Where a line contains the word "color", copy that line from the records below.

#### The input

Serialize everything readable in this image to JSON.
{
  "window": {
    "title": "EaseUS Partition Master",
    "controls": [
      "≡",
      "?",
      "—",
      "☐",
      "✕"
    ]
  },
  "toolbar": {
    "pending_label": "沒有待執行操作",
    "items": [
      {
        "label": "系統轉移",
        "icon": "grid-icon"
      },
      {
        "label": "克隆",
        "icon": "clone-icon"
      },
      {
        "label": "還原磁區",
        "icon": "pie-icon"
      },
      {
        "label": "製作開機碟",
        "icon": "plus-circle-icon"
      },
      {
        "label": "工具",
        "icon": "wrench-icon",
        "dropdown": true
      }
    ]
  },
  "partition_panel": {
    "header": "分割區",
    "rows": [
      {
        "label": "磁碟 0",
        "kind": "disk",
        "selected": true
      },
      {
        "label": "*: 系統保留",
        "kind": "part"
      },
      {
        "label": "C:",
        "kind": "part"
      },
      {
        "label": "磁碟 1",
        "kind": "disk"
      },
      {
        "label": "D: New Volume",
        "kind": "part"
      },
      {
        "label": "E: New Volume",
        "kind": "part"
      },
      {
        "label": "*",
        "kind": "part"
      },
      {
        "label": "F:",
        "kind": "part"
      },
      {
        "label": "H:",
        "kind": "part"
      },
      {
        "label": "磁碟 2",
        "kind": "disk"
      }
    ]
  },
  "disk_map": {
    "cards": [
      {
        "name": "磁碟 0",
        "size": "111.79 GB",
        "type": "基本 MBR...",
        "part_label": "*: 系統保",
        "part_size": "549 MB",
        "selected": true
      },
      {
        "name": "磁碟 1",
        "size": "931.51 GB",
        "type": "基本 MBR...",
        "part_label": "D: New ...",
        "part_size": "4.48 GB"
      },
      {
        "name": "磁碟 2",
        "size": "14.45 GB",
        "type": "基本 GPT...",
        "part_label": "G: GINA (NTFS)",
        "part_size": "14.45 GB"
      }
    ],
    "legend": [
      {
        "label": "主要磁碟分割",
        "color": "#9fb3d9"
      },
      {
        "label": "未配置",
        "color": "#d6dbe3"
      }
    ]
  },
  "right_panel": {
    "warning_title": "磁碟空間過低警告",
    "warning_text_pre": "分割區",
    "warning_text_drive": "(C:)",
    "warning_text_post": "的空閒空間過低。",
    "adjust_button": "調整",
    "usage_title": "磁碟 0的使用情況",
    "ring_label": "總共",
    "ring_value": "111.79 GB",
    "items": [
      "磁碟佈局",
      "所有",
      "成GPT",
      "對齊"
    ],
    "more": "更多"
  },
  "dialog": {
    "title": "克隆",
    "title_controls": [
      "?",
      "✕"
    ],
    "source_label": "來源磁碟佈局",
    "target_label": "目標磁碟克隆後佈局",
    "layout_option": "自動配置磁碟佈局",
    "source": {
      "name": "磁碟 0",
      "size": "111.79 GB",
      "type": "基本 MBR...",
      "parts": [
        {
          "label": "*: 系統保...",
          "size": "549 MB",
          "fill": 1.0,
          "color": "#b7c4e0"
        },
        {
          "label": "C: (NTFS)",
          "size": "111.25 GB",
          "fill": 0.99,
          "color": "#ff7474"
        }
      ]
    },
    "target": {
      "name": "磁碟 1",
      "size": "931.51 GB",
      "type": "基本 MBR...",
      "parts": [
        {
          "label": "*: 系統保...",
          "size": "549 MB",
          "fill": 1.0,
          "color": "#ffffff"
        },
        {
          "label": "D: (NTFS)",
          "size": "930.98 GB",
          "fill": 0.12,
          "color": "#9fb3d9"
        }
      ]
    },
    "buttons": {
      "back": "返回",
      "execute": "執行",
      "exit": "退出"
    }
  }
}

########

:: Written response ::
        "color": "#9fb3d9"
        "color": "#d6dbe3"
          "color": "#b7c4e0"
          "color": "#ff7474"
          "color": "#ffffff"
          "color": "#9fb3d9"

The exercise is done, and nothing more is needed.